*** Opening DATASET RECORDS ***
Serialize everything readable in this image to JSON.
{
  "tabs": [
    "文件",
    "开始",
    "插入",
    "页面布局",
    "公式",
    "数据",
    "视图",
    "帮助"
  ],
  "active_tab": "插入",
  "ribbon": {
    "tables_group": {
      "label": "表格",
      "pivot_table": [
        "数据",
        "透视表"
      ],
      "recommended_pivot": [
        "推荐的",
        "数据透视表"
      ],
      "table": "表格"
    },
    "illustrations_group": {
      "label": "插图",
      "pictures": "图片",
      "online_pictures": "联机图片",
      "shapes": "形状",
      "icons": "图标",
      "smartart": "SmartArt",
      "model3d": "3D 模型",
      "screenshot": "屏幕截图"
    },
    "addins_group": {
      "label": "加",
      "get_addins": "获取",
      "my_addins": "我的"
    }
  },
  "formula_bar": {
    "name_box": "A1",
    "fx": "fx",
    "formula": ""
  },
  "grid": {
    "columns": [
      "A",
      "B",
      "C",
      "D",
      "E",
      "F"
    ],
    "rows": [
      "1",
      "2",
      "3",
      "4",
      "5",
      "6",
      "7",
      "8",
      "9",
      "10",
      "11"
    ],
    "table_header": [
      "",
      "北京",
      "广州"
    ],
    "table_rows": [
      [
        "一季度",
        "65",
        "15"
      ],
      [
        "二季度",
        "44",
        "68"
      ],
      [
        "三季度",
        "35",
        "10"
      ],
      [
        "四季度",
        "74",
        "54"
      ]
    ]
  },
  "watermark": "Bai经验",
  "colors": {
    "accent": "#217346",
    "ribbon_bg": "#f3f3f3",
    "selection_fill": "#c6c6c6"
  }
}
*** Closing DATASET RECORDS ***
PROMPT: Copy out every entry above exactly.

YOUR SOLUTION:
Serialize everything readable in this image to JSON.
{
  "tabs": [
    "文件",
    "开始",
    "插入",
    "页面布局",
    "公式",
    "数据",
    "视图",
    "帮助"
  ],
  "active_tab": "插入",
  "ribbon": {
    "tables_group": {
      "label": "表格",
      "pivot_table": [
        "数据",
        "透视表"
      ],
      "recommended_pivot": [
        "推荐的",
        "数据透视表"
      ],
      "table": "表格"
    },
    "illustrations_group": {
      "label": "插图",
      "pictures": "图片",
      "online_pictures": "联机图片",
      "shapes": "形状",
      "icons": "图标",
      "smartart": "SmartArt",
      "model3d": "3D 模型",
      "screenshot": "屏幕截图"
    },
    "addins_group": {
      "label": "加",
      "get_addins": "获取",
      "my_addins": "我的"
    }
  },
  "formula_bar": {
    "name_box": "A1",
    "fx": "fx",
    "formula": ""
  },
  "grid": {
    "columns": [
      "A",
      "B",
      "C",
      "D",
      "E",
      "F"
    ],
    "rows": [
      "1",
      "2",
      "3",
      "4",
      "5",
      "6",
      "7",
      "8",
      "9",
      "10",
      "11"
    ],
    "table_header": [
      "",
      "北京",
      "广州"
    ],
    "table_rows": [
      [
        "一季度",
        "65",
        "15"
      ],
      [
        "二季度",
        "44",
        "68"
      ],
      [
        "三季度",
        "35",
        "10"
      ],
      [
        "四季度",
        "74",
        "54"
      ]
    ]
  },
  "watermark": "Bai经验",
  "colors": {
    "accent": "#217346",
    "ribbon_bg": "#f3f3f3",
    "selection_fill": "#c6c6c6"
  }
}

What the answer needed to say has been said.